I proposed that we get some food and cook at my house. In looking up the directions to Whole Foods, the new Whole Foods in Newark popped so we decided to go see it. It is in the old Hahne's Department Store building, vacant for decades, but finding new life. The Whole Foods is an anchor for the new mixed use neighborhood the planners are developing in that area. We walked in and David was impressed by palatial size and cornucopia of food. I'm more used to suburban Whole Foods -- it didn't seem that different from the store I usually go to in West Orange. Except of course, place is everything, and looking out the massive windows onto Military park, being in the heart of downtown Newark in a place I visited as a child but lose to me for a long long time, was very special.
|New Whole Foods Market on Broad Street in Newark|

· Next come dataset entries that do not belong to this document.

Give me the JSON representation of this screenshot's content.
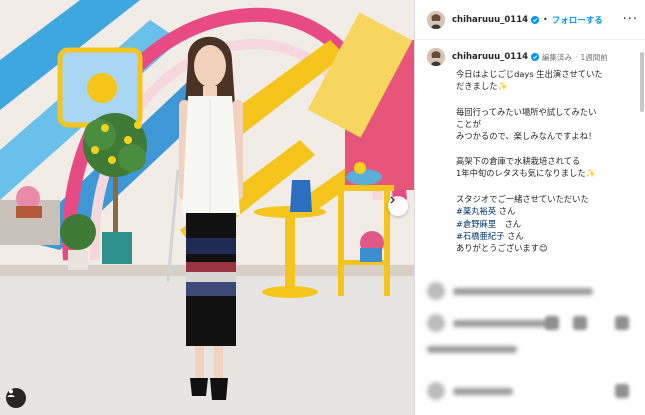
{
  "post": {
    "username": "chiharuuu_0114",
    "follow_label": "フォローする",
    "more_label": "···",
    "edited_label": "編集済み",
    "time_label": "1週間前",
    "caption_lines": [
      "今日はよじごじdays 生出演させていた",
      "だきました",
      "毎回行ってみたい場所や試してみたい",
      "ことが",
      "みつかるので、楽しみなんですよね！",
      "高架下の倉庫で水耕栽培されてる",
      "1年中旬のレタスも気になりました",
      "スタジオでご一緒させていただいた",
      "#薬丸裕英",
      "さん",
      "#倉野麻里",
      "さん",
      "#石橋亜紀子",
      "さん",
      "ありがとうございます"
    ],
    "emoji": {
      "sparkle": "✨",
      "smile": "😊"
    }
  },
  "colors": {
    "accent": "#0095f6",
    "text": "#262626",
    "muted": "#737373",
    "hashtag": "#00376b"
  },
  "icons": {
    "carousel_next": "chevron-right-icon",
    "tagged_people": "person-icon",
    "verified": "verified-badge-icon",
    "more": "more-options-icon"
  }
}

As David was getting some roasted red pepper hummus for our snack, I saw a guy wearing a tee shirt that said, "We out." -- Harriet Tubman. I am doing a project called "400 years of inequality," which calls for an observance of 1619, when the first Africans arrived in Jamestown to be sold into bondage. What better tee shirt that than one? I debated asking him if I could take his picture, but eventually worked up my courage. I explained the project and the tee-shirt guy and his friend were immediately intrigued and starting sharing their projects -- including bike tours of the Central Ward. They also explained that the tee shirt was one of many connecting current expressions to historic figures. they pulled up the shirt for Rosa Parks, which says, "Nah."
|Paul in his tee shirt.|
Then they started to talk about their delight in the Whole Foods, and how it was creating a safe space for Newark intellectuals to encounter each other, and promote a conversation about the future of the city. They credited Mayor Ras Baraka with this great step forward. And it was so resonant with the experience in the community-supported general store in West River, Vermont.